Depending how old you are, you may know comedian Kevin Nealon from something different. You may remember him from his appearance on The Tonight Show with Johnny Carson. You may know him from his 12 year stint on Saturday Night Live. Younger folks recognize him from his principal role on the hit show Weeds. Nealon is all these things, but most importantly, he’s a stand-up comedy veteran who has had an accomplished acting career, appearing in many sitcoms and movies. Always on the road, Nealon never ceases to work.
You’re original ambition was not to act, right? It was just to be a straight stand-up?
Yea, stand-up is what I wanted to get into. It was really my passion. I grew up watching a lot of stand-up on those late-night talk shows. I just love the craft of it. This wasn’t a job possibility on career day at school. You never really heard about people wanting to be stand-ups. You just saw people being stand-ups. Then I moved to California to pursue that.
With all the new media out today, do you think it’s more difficult to be a straight stand-up without being in movies or having YouTube videos or a famous Twitter account?
Well there’s certainly a lot more opportunities now to become successful. I don’t know if it’s a good thing or a bad thing. If someone wants to be a stand-up, I’m sure they can just be a stand-up. But there’s so many more other things that are enticing and available for you if someone wants to get into the entertainment field. When I was doing stand-up, that’s all I really wanted to do. Then somebody suggested I get into acting because eventually someone will come around with a part and want you to be in that. And I thought, “Well, that makes sense. I’m gonna have to make money.” That’s what I did. But acting’s always been secondary to me.
I think it’s an age thing, too. I remember when I was doing it for four years. I think back then I was all about stand-up. I still love stand-up today but it’s a lot of work when you’re on the road. It’s a lot of travelling and then you get a family and stuff and you don’t want to be gone all the time. I remember I ran into Bob Newhart in the Denver airport a couple of months ago. I knew him from when he hosted Saturday Night Live. I went up and said hi to him. He said, “How’re you doing?” And I said, “I feel pretty good. I’m just getting a little tired doing stand-up. I’ve been on the road for about 27 years.” He kind of chuckled, rolled his eyes, and said, “Try doing it for 52 years.” It can become a little tedious as you get older.
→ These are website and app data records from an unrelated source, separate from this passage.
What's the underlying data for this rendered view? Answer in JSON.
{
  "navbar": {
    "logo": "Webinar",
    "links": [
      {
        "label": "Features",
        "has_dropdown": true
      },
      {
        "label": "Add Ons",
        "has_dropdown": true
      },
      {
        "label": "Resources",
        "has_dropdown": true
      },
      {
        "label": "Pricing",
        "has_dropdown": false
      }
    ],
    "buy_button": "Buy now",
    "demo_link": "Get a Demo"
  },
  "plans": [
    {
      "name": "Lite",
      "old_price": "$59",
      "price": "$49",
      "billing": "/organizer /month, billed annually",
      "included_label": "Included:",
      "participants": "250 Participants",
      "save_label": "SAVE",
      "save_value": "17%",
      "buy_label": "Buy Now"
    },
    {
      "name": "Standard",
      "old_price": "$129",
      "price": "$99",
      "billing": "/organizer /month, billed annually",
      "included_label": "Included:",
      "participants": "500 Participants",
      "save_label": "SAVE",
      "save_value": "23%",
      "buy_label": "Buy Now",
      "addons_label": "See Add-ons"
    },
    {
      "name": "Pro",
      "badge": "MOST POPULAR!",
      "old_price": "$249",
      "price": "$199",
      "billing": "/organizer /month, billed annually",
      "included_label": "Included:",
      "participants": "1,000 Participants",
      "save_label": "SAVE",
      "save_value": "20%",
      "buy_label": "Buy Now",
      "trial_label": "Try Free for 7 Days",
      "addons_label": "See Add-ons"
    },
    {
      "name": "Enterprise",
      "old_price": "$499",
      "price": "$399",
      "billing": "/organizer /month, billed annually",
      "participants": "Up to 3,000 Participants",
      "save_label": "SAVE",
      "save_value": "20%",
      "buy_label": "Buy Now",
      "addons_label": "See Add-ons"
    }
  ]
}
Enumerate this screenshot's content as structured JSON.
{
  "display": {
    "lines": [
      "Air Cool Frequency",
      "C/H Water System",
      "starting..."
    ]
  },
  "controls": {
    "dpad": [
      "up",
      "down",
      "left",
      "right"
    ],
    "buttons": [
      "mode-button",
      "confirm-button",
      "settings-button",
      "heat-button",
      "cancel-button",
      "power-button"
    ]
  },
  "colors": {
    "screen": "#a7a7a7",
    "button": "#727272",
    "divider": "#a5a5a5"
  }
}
I feel a lot of comedians who transition to an acting career eventually drop the stand-up for various reason. I find that you’re one of the few guys who has managed to maintain your chop with a full acting plate.
I’ll never let it go. It’s such a part of me now (I’ve been doing it for over 30 years). I feel bad for the actors who don’t have the stand-up to fall back on when they’re not working. You’re right, too, because a lot of comics drop it when they get a series. Paul Reiser did that, Roseanne. It’s interesting because now you’re seeing them coming back. I see Paul back at the clubs and I’m sure there are others, too. It’s part of them.
Was there a moment when you realized, “Wow. I think I’m going to have an acting career.”?
Not really. For me, I’ve always been skeptical of business. In stand-up, you rely on yourself. You’re in control, you know what your’e doing. With acting, people can take that away from you. They can take away the platform. They could cancel a show that you’re on and not hire you anymore. With stand-up, you can always go out there and do stand-up, even if it’s out on the street. As far as a role, I got a couple of roles in commercials for some light beer commercials. I was finally getting recognized as an actor and not as a stand-up.
I remember doing a commercial for Nabisco Country Crackers with this country singer. I was so excited. It probably ran for about a week. I remember Jay Leno coming up to me at the Improv saying, “Yea, saw you in that commercial. Good job. Good going.” Then within a week, they found copper dust particles in the crackers so they had to recall all the boxes crackers and pull the commercial. I did a few commercials after that and then the first acting job I had in a movie was Roxeanne (with Steve Martin). That probably cemented it for me.